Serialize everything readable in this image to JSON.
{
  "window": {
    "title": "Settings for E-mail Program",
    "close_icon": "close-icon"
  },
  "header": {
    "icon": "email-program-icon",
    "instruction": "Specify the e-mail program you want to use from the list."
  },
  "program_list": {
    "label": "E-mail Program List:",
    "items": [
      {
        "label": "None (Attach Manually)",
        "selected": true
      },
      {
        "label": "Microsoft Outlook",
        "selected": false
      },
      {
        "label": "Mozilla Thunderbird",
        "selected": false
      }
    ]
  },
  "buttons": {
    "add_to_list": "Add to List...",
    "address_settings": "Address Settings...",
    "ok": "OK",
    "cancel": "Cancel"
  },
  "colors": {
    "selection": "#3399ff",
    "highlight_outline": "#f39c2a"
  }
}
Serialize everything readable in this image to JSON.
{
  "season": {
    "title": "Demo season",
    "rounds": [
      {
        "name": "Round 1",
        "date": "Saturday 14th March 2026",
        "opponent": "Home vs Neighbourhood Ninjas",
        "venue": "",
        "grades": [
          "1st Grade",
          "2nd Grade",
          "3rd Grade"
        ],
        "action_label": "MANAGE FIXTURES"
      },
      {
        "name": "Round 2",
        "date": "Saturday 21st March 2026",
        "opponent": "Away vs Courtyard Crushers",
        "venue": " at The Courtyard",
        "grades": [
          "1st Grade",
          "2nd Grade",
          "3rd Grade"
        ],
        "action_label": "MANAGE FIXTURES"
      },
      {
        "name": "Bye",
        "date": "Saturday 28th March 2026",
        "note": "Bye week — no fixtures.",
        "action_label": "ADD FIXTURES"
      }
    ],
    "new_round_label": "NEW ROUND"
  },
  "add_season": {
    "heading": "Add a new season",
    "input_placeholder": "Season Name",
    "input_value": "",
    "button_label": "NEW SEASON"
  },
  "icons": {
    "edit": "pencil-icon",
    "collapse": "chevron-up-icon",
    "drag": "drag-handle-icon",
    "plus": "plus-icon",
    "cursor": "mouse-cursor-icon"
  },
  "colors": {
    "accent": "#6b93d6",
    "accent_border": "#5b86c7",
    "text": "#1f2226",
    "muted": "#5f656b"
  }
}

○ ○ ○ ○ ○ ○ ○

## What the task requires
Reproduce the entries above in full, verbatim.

## Answer section
Serialize everything readable in this image to JSON.
{
  "window": {
    "title": "Settings for E-mail Program",
    "close_icon": "close-icon"
  },
  "header": {
    "icon": "email-program-icon",
    "instruction": "Specify the e-mail program you want to use from the list."
  },
  "program_list": {
    "label": "E-mail Program List:",
    "items": [
      {
        "label": "None (Attach Manually)",
        "selected": true
      },
      {
        "label": "Microsoft Outlook",
        "selected": false
      },
      {
        "label": "Mozilla Thunderbird",
        "selected": false
      }
    ]
  },
  "buttons": {
    "add_to_list": "Add to List...",
    "address_settings": "Address Settings...",
    "ok": "OK",
    "cancel": "Cancel"
  },
  "colors": {
    "selection": "#3399ff",
    "highlight_outline": "#f39c2a"
  }
}
Serialize everything readable in this image to JSON.
{
  "season": {
    "title": "Demo season",
    "rounds": [
      {
        "name": "Round 1",
        "date": "Saturday 14th March 2026",
        "opponent": "Home vs Neighbourhood Ninjas",
        "venue": "",
        "grades": [
          "1st Grade",
          "2nd Grade",
          "3rd Grade"
        ],
        "action_label": "MANAGE FIXTURES"
      },
      {
        "name": "Round 2",
        "date": "Saturday 21st March 2026",
        "opponent": "Away vs Courtyard Crushers",
        "venue": " at The Courtyard",
        "grades": [
          "1st Grade",
          "2nd Grade",
          "3rd Grade"
        ],
        "action_label": "MANAGE FIXTURES"
      },
      {
        "name": "Bye",
        "date": "Saturday 28th March 2026",
        "note": "Bye week — no fixtures.",
        "action_label": "ADD FIXTURES"
      }
    ],
    "new_round_label": "NEW ROUND"
  },
  "add_season": {
    "heading": "Add a new season",
    "input_placeholder": "Season Name",
    "input_value": "",
    "button_label": "NEW SEASON"
  },
  "icons": {
    "edit": "pencil-icon",
    "collapse": "chevron-up-icon",
    "drag": "drag-handle-icon",
    "plus": "plus-icon",
    "cursor": "mouse-cursor-icon"
  },
  "colors": {
    "accent": "#6b93d6",
    "accent_border": "#5b86c7",
    "text": "#1f2226",
    "muted": "#5f656b"
  }
}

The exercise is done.